WHAT THE EXERCISE ASKS ▸ Reply with the data below, repeated exactly in full.

SOURCE DATA ▸
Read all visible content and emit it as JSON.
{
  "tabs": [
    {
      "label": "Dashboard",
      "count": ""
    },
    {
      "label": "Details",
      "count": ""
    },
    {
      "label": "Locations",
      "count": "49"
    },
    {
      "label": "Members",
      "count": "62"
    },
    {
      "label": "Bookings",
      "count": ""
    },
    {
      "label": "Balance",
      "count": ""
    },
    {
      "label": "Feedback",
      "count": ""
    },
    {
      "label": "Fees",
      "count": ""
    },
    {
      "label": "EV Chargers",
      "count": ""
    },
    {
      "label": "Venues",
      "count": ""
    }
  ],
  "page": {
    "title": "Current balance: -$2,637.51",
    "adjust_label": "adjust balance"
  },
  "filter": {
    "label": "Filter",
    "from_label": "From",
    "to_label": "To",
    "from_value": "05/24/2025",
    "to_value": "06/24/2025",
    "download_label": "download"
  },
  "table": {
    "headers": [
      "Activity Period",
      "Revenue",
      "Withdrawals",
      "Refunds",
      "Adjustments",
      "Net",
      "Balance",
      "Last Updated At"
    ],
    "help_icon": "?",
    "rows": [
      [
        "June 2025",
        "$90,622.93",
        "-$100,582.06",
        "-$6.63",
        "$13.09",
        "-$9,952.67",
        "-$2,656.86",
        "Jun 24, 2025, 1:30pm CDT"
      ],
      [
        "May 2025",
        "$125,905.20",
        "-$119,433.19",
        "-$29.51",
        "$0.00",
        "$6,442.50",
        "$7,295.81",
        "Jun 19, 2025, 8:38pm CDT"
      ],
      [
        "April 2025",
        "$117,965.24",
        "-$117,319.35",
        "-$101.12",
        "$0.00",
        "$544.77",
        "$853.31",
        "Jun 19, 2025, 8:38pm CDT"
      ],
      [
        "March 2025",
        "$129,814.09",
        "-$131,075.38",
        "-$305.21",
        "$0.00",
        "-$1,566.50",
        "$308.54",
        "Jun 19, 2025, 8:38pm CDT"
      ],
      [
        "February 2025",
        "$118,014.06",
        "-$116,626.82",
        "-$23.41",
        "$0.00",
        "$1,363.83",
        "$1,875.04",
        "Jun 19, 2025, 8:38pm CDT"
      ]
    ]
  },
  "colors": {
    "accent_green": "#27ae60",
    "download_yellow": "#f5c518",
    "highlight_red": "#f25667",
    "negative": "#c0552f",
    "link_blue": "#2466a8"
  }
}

ANSWER TO THE PROBLEM ▸
Read all visible content and emit it as JSON.
{
  "tabs": [
    {
      "label": "Dashboard",
      "count": ""
    },
    {
      "label": "Details",
      "count": ""
    },
    {
      "label": "Locations",
      "count": "49"
    },
    {
      "label": "Members",
      "count": "62"
    },
    {
      "label": "Bookings",
      "count": ""
    },
    {
      "label": "Balance",
      "count": ""
    },
    {
      "label": "Feedback",
      "count": ""
    },
    {
      "label": "Fees",
      "count": ""
    },
    {
      "label": "EV Chargers",
      "count": ""
    },
    {
      "label": "Venues",
      "count": ""
    }
  ],
  "page": {
    "title": "Current balance: -$2,637.51",
    "adjust_label": "adjust balance"
  },
  "filter": {
    "label": "Filter",
    "from_label": "From",
    "to_label": "To",
    "from_value": "05/24/2025",
    "to_value": "06/24/2025",
    "download_label": "download"
  },
  "table": {
    "headers": [
      "Activity Period",
      "Revenue",
      "Withdrawals",
      "Refunds",
      "Adjustments",
      "Net",
      "Balance",
      "Last Updated At"
    ],
    "help_icon": "?",
    "rows": [
      [
        "June 2025",
        "$90,622.93",
        "-$100,582.06",
        "-$6.63",
        "$13.09",
        "-$9,952.67",
        "-$2,656.86",
        "Jun 24, 2025, 1:30pm CDT"
      ],
      [
        "May 2025",
        "$125,905.20",
        "-$119,433.19",
        "-$29.51",
        "$0.00",
        "$6,442.50",
        "$7,295.81",
        "Jun 19, 2025, 8:38pm CDT"
      ],
      [
        "April 2025",
        "$117,965.24",
        "-$117,319.35",
        "-$101.12",
        "$0.00",
        "$544.77",
        "$853.31",
        "Jun 19, 2025, 8:38pm CDT"
      ],
      [
        "March 2025",
        "$129,814.09",
        "-$131,075.38",
        "-$305.21",
        "$0.00",
        "-$1,566.50",
        "$308.54",
        "Jun 19, 2025, 8:38pm CDT"
      ],
      [
        "February 2025",
        "$118,014.06",
        "-$116,626.82",
        "-$23.41",
        "$0.00",
        "$1,363.83",
        "$1,875.04",
        "Jun 19, 2025, 8:38pm CDT"
      ]
    ]
  },
  "colors": {
    "accent_green": "#27ae60",
    "download_yellow": "#f5c518",
    "highlight_red": "#f25667",
    "negative": "#c0552f",
    "link_blue": "#2466a8"
  }
}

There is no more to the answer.